The independent broker/dealer channel is still fighting a decades-old battle. In Chicago this morning, the fourth annual SIFMA Independent Firms Conference opened with remarks from industry executives whose speeches seemed to underline a familiar theme: the challenges of compliance for independent firms.
It’s tough to tell whether the industry is getting very far in easing the compliance burden for firms and their reps, but Valerie Brown, executive vice president of wealth management and retail annuity markets at ING, says SIFMA’s Independent Firms Committee is at least opening up a dialogue with regulators, and educating them about the independent space.

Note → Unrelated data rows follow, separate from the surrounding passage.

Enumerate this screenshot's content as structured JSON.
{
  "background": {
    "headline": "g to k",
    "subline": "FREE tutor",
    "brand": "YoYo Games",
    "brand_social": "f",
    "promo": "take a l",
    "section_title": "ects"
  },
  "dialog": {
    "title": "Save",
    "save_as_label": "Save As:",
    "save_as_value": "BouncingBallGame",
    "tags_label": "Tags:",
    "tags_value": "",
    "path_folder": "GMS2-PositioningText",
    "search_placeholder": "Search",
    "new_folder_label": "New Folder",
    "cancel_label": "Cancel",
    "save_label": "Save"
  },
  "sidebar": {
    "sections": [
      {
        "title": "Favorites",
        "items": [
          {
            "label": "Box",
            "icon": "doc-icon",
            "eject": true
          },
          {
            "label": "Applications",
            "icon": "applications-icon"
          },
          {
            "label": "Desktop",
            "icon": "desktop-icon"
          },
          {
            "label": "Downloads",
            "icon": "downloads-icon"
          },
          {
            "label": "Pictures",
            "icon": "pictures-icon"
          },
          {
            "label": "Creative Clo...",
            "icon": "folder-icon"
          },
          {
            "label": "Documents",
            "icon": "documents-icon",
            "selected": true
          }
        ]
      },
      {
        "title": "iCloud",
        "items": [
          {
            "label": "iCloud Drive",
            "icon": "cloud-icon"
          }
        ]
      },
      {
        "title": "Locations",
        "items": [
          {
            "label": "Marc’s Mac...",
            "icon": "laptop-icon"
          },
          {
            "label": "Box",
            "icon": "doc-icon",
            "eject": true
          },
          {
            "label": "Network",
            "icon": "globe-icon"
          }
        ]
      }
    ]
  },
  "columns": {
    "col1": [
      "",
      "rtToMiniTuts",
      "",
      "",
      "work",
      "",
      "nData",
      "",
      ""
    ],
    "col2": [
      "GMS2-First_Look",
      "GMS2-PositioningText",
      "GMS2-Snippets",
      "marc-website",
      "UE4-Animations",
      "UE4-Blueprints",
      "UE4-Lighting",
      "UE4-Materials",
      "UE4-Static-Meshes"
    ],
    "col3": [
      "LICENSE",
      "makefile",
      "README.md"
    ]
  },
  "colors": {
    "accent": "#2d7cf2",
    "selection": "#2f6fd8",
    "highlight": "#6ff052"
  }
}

In her welcome speech to an audience of about 100 attendees, Brown said that in the last year, the independent firms committee (of which she is a member) was able to address hot topics—such as Rule 2821 and Regulation S-P—with regulators. “Regarding Rule 2821, which is important to everyone here, we didn’t get everything we wanted, but we were able to get a dialogue going on what matters to independent firms,” Brown said.
Brown also highlighted the committee’s April 30 meeting with the SEC and FINRA, which addressed the problems associated with dual regulation of investment advisors and b/ds. “They are overlapping and need harmonization. We saw the light bulb turn on for the SEC during that discussion. No one really knows when a harmonization of the regulation will happen, but we do know it will take some time,” she added.

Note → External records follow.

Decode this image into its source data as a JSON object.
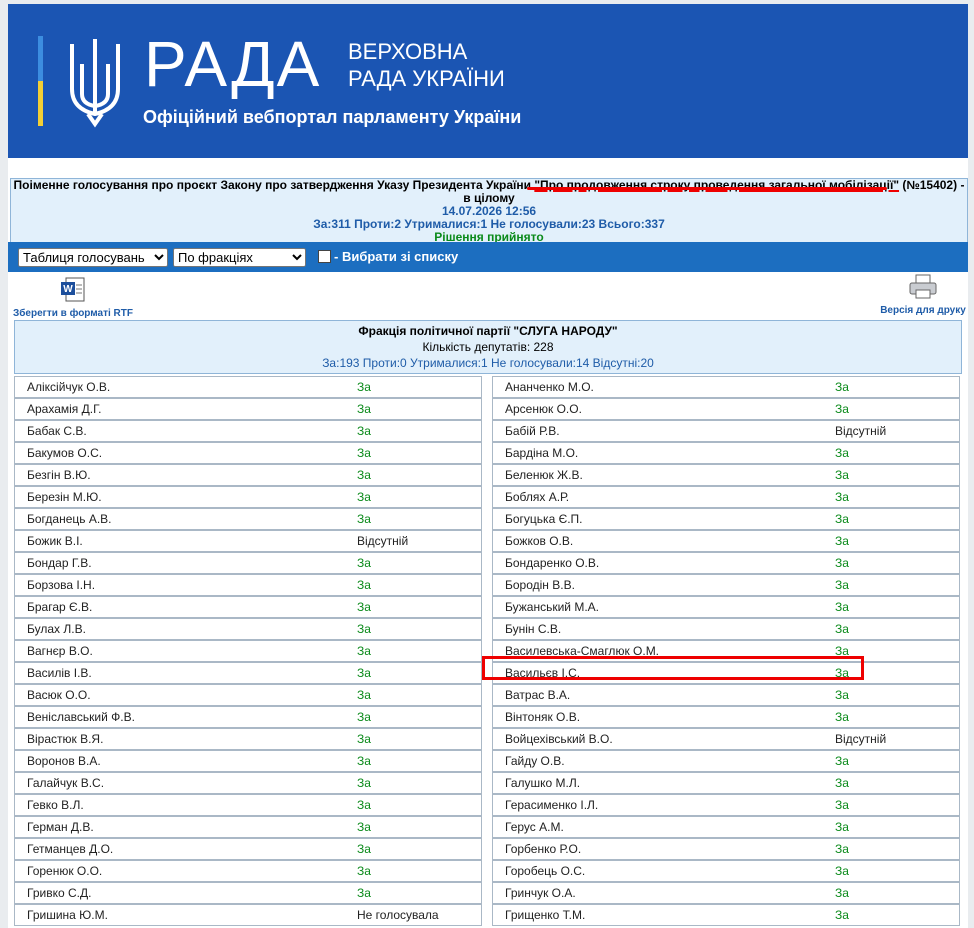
{
  "header": {
    "logo_big": "РАДА",
    "logo_small_1": "ВЕРХОВНА",
    "logo_small_2": "РАДА УКРАЇНИ",
    "subtitle": "Офіційний вебпортал парламенту України"
  },
  "vote": {
    "title_pre": "Поіменне голосування про проєкт Закону про затвердження Указу Президента України ",
    "title_hl": "\"Про продовження строку проведення загальної мобілізації\"",
    "title_post": " (№15402) -",
    "title_line2": "в цілому",
    "datetime": "14.07.2026 12:56",
    "summary": "За:311 Проти:2 Утрималися:1 Не голосували:23 Всього:337",
    "decision": "Рішення прийнято"
  },
  "toolbar": {
    "select1": "Таблиця голосувань",
    "select2": "По фракціях",
    "checkbox_label": "- Вибрати зі списку"
  },
  "tools": {
    "rtf_label": "Зберегти в форматі RTF",
    "print_label": "Версія для друку",
    "rtf_icon": "word-doc-icon",
    "print_icon": "printer-icon"
  },
  "faction": {
    "name": "Фракція політичної партії \"СЛУГА НАРОДУ\"",
    "count": "Кількість депутатів: 228",
    "summary": "За:193 Проти:0 Утрималися:1 Не голосували:14 Відсутні:20"
  },
  "colors": {
    "header": "#1b55b3",
    "toolbar": "#1c6ec0",
    "vote_for": "#0a8a1a",
    "highlight": "#e00000"
  },
  "left": [
    {
      "name": "Аліксійчук О.В.",
      "vote": "За"
    },
    {
      "name": "Арахамія Д.Г.",
      "vote": "За"
    },
    {
      "name": "Бабак С.В.",
      "vote": "За"
    },
    {
      "name": "Бакумов О.С.",
      "vote": "За"
    },
    {
      "name": "Безгін В.Ю.",
      "vote": "За"
    },
    {
      "name": "Березін М.Ю.",
      "vote": "За"
    },
    {
      "name": "Богданець А.В.",
      "vote": "За"
    },
    {
      "name": "Божик В.І.",
      "vote": "Відсутній"
    },
    {
      "name": "Бондар Г.В.",
      "vote": "За"
    },
    {
      "name": "Борзова І.Н.",
      "vote": "За"
    },
    {
      "name": "Брагар Є.В.",
      "vote": "За"
    },
    {
      "name": "Булах Л.В.",
      "vote": "За"
    },
    {
      "name": "Вагнєр В.О.",
      "vote": "За"
    },
    {
      "name": "Василів І.В.",
      "vote": "За"
    },
    {
      "name": "Васюк О.О.",
      "vote": "За"
    },
    {
      "name": "Веніславський Ф.В.",
      "vote": "За"
    },
    {
      "name": "Вірастюк В.Я.",
      "vote": "За"
    },
    {
      "name": "Воронов В.А.",
      "vote": "За"
    },
    {
      "name": "Галайчук В.С.",
      "vote": "За"
    },
    {
      "name": "Гевко В.Л.",
      "vote": "За"
    },
    {
      "name": "Герман Д.В.",
      "vote": "За"
    },
    {
      "name": "Гетманцев Д.О.",
      "vote": "За"
    },
    {
      "name": "Горенюк О.О.",
      "vote": "За"
    },
    {
      "name": "Гривко С.Д.",
      "vote": "За"
    },
    {
      "name": "Гришина Ю.М.",
      "vote": "Не голосувала"
    }
  ],
  "right": [
    {
      "name": "Ананченко М.О.",
      "vote": "За"
    },
    {
      "name": "Арсенюк О.О.",
      "vote": "За"
    },
    {
      "name": "Бабій Р.В.",
      "vote": "Відсутній"
    },
    {
      "name": "Бардіна М.О.",
      "vote": "За"
    },
    {
      "name": "Беленюк Ж.В.",
      "vote": "За"
    },
    {
      "name": "Боблях А.Р.",
      "vote": "За"
    },
    {
      "name": "Богуцька Є.П.",
      "vote": "За"
    },
    {
      "name": "Божков О.В.",
      "vote": "За"
    },
    {
      "name": "Бондаренко О.В.",
      "vote": "За"
    },
    {
      "name": "Бородін В.В.",
      "vote": "За"
    },
    {
      "name": "Бужанський М.А.",
      "vote": "За"
    },
    {
      "name": "Бунін С.В.",
      "vote": "За"
    },
    {
      "name": "Василевська-Смаглюк О.М.",
      "vote": "За"
    },
    {
      "name": "Васильєв І.С.",
      "vote": "За"
    },
    {
      "name": "Ватрас В.А.",
      "vote": "За"
    },
    {
      "name": "Вінтоняк О.В.",
      "vote": "За"
    },
    {
      "name": "Войцехівський В.О.",
      "vote": "Відсутній"
    },
    {
      "name": "Гайду О.В.",
      "vote": "За"
    },
    {
      "name": "Галушко М.Л.",
      "vote": "За"
    },
    {
      "name": "Герасименко І.Л.",
      "vote": "За"
    },
    {
      "name": "Герус А.М.",
      "vote": "За"
    },
    {
      "name": "Горбенко Р.О.",
      "vote": "За"
    },
    {
      "name": "Горобець О.С.",
      "vote": "За"
    },
    {
      "name": "Гринчук О.А.",
      "vote": "За"
    },
    {
      "name": "Грищенко Т.М.",
      "vote": "За"
    }
  ]
}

Just how much clout the independent firms have over regulators and lawmakers is uncertain. In his keynote speech, Bill Dwyer, managing director and president of Independent Advisor Services at LPL Financial, acknowledged that the independent b/d industry “has never been in the sexy part of the financial services industry.” Independent firms and their reps, he says, typically serve America’s affluent and mass affluent, and therefore don’t have huge profit margins to work with. “That being the case, it’s harder to wield lots of influence. Instead, we need to educate the regulators about how important the independent channel is to the average client,” Dwyer said.

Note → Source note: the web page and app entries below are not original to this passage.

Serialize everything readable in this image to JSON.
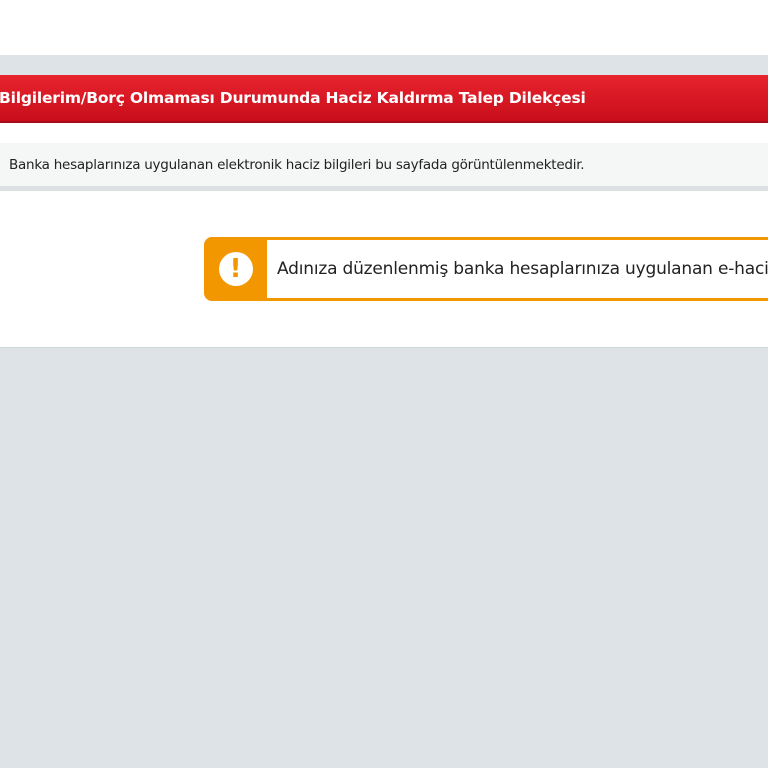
{
  "header": {
    "title": "Bilgilerim/Borç Olmaması Durumunda Haciz Kaldırma Talep Dilekçesi"
  },
  "info": {
    "text": "Banka hesaplarınıza uygulanan elektronik haciz bilgileri bu sayfada görüntülenmektedir."
  },
  "alert": {
    "icon": "exclamation-icon",
    "icon_glyph": "!",
    "text": "Adınıza düzenlenmiş banka hesaplarınıza uygulanan e-haciz bi",
    "color": "#f39700"
  },
  "colors": {
    "header": "#d9141f",
    "background": "#dde3e6"
  }
}
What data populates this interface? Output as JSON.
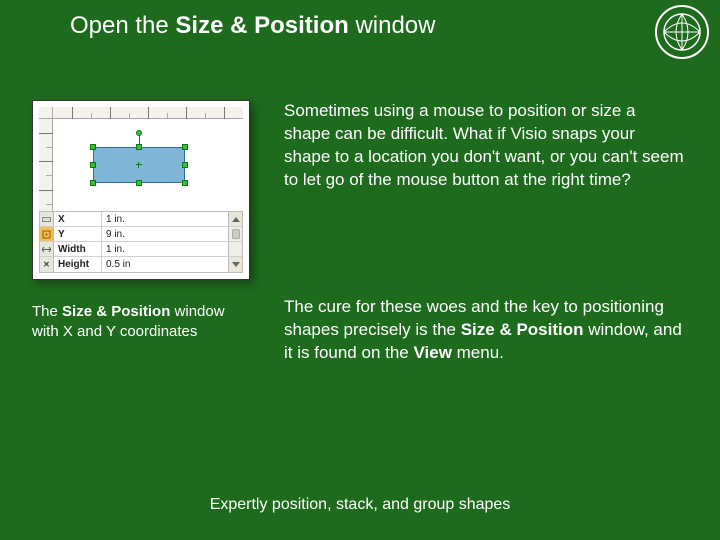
{
  "title": {
    "pre": "Open the ",
    "bold": "Size & Position",
    "post": " window"
  },
  "caption": {
    "pre": "The ",
    "bold": "Size & Position",
    "post": " window with X and Y coordinates"
  },
  "para1": "Sometimes using a mouse to position or size a shape can be difficult. What if Visio snaps your shape to a location you don't want, or you can't seem to let go of the mouse button at the right time?",
  "para2": {
    "seg1": "The cure for these woes and the key to positioning shapes precisely is the ",
    "bold1": "Size & Position",
    "seg2": " window, and it is found on the ",
    "bold2": "View",
    "seg3": " menu."
  },
  "footer": "Expertly position, stack, and group shapes",
  "sp": {
    "rows": [
      {
        "label": "X",
        "value": "1 in."
      },
      {
        "label": "Y",
        "value": "9 in."
      },
      {
        "label": "Width",
        "value": "1 in."
      },
      {
        "label": "Height",
        "value": "0.5 in"
      }
    ]
  }
}
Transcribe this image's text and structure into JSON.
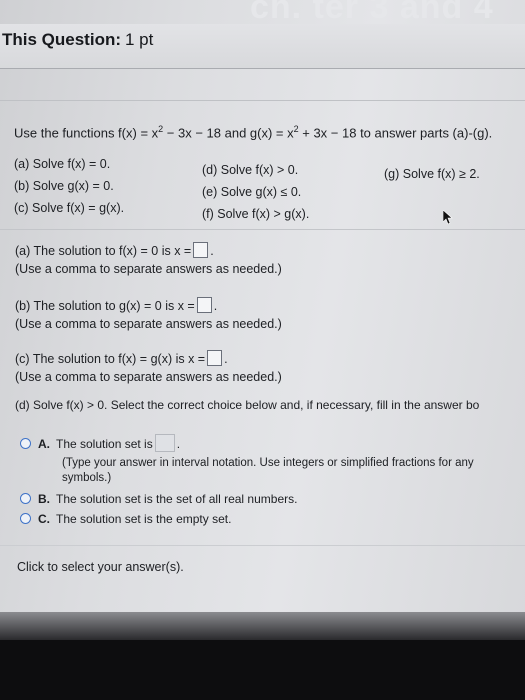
{
  "header": {
    "ghost_title": "ch. ter 3 and 4",
    "question_label": "This Question:",
    "question_points": "1 pt"
  },
  "problem": {
    "intro_pre": "Use the functions f(x) = x",
    "intro_exp1": "2",
    "intro_mid": " − 3x − 18 and g(x) = x",
    "intro_exp2": "2",
    "intro_post": " + 3x − 18 to answer parts (a)-(g).",
    "parts": {
      "a": "(a) Solve f(x) = 0.",
      "b": "(b) Solve g(x) = 0.",
      "c": "(c) Solve f(x) = g(x).",
      "d": "(d) Solve f(x) > 0.",
      "e": "(e) Solve g(x) ≤ 0.",
      "f": "(f) Solve f(x) > g(x).",
      "g": "(g) Solve f(x) ≥ 2."
    }
  },
  "answers": {
    "a_prompt": "(a) The solution to f(x) = 0 is x =",
    "a_hint": "(Use a comma to separate answers as needed.)",
    "b_prompt": "(b) The solution to g(x) = 0 is x =",
    "b_hint": "(Use a comma to separate answers as needed.)",
    "c_prompt": "(c) The solution to f(x) = g(x) is x =",
    "c_hint": "(Use a comma to separate answers as needed.)",
    "d_prompt": "(d) Solve f(x) > 0. Select the correct choice below and, if necessary, fill in the answer bo",
    "choice_a_letter": "A.",
    "choice_a_text": "The solution set is",
    "choice_a_hint_line1": "(Type your answer in interval notation. Use integers or simplified fractions for any",
    "choice_a_hint_line2": "symbols.)",
    "choice_b_letter": "B.",
    "choice_b_text": "The solution set is the set of all real numbers.",
    "choice_c_letter": "C.",
    "choice_c_text": "The solution set is the empty set."
  },
  "footer": {
    "click_note": "Click to select your answer(s)."
  },
  "colors": {
    "radio_border": "#3f73c8",
    "background": "#dcdde0"
  }
}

Regardless of his attempts to rally the independent troops, during a question-and-answer period, one gentleman asked Dwyer when LPL would put an end to “misleading and insulting” advertisements that boast a 98 percent payout. Dwyer responded by saying, “The reality is a rep can get there.” He went on to say LPL’s typical rep earns a net payout of between 60 to 65 percent, according to a commissioned Moss Adams study.